■ **TO DO**
Please print every line of the listing, unchanged.
EXERCISE DATA section start
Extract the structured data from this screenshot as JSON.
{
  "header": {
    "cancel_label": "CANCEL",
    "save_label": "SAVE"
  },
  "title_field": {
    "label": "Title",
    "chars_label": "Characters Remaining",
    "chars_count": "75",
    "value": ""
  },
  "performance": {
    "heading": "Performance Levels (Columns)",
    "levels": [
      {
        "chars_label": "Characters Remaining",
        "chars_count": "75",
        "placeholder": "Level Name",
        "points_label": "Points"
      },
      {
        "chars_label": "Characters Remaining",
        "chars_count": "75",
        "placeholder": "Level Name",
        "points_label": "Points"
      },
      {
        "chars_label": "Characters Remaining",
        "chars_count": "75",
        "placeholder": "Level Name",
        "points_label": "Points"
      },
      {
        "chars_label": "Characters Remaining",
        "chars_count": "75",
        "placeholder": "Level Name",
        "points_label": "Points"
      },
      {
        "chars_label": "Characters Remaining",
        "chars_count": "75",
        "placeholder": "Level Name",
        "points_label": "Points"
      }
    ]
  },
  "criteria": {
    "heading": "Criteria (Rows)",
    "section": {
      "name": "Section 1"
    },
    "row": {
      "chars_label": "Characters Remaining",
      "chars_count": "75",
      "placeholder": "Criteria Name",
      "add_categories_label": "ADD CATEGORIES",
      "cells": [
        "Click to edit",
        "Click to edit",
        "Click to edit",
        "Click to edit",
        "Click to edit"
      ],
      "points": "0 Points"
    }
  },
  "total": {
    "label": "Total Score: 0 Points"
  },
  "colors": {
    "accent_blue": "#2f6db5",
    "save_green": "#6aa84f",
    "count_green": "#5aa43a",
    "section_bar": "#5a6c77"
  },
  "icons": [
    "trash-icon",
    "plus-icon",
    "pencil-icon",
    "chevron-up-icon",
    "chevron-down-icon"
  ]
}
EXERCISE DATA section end
■ **EXERCISE ANSWER**
Extract the structured data from this screenshot as JSON.
{
  "header": {
    "cancel_label": "CANCEL",
    "save_label": "SAVE"
  },
  "title_field": {
    "label": "Title",
    "chars_label": "Characters Remaining",
    "chars_count": "75",
    "value": ""
  },
  "performance": {
    "heading": "Performance Levels (Columns)",
    "levels": [
      {
        "chars_label": "Characters Remaining",
        "chars_count": "75",
        "placeholder": "Level Name",
        "points_label": "Points"
      },
      {
        "chars_label": "Characters Remaining",
        "chars_count": "75",
        "placeholder": "Level Name",
        "points_label": "Points"
      },
      {
        "chars_label": "Characters Remaining",
        "chars_count": "75",
        "placeholder": "Level Name",
        "points_label": "Points"
      },
      {
        "chars_label": "Characters Remaining",
        "chars_count": "75",
        "placeholder": "Level Name",
        "points_label": "Points"
      },
      {
        "chars_label": "Characters Remaining",
        "chars_count": "75",
        "placeholder": "Level Name",
        "points_label": "Points"
      }
    ]
  },
  "criteria": {
    "heading": "Criteria (Rows)",
    "section": {
      "name": "Section 1"
    },
    "row": {
      "chars_label": "Characters Remaining",
      "chars_count": "75",
      "placeholder": "Criteria Name",
      "add_categories_label": "ADD CATEGORIES",
      "cells": [
        "Click to edit",
        "Click to edit",
        "Click to edit",
        "Click to edit",
        "Click to edit"
      ],
      "points": "0 Points"
    }
  },
  "total": {
    "label": "Total Score: 0 Points"
  },
  "colors": {
    "accent_blue": "#2f6db5",
    "save_green": "#6aa84f",
    "count_green": "#5aa43a",
    "section_bar": "#5a6c77"
  },
  "icons": [
    "trash-icon",
    "plus-icon",
    "pencil-icon",
    "chevron-up-icon",
    "chevron-down-icon"
  ]
}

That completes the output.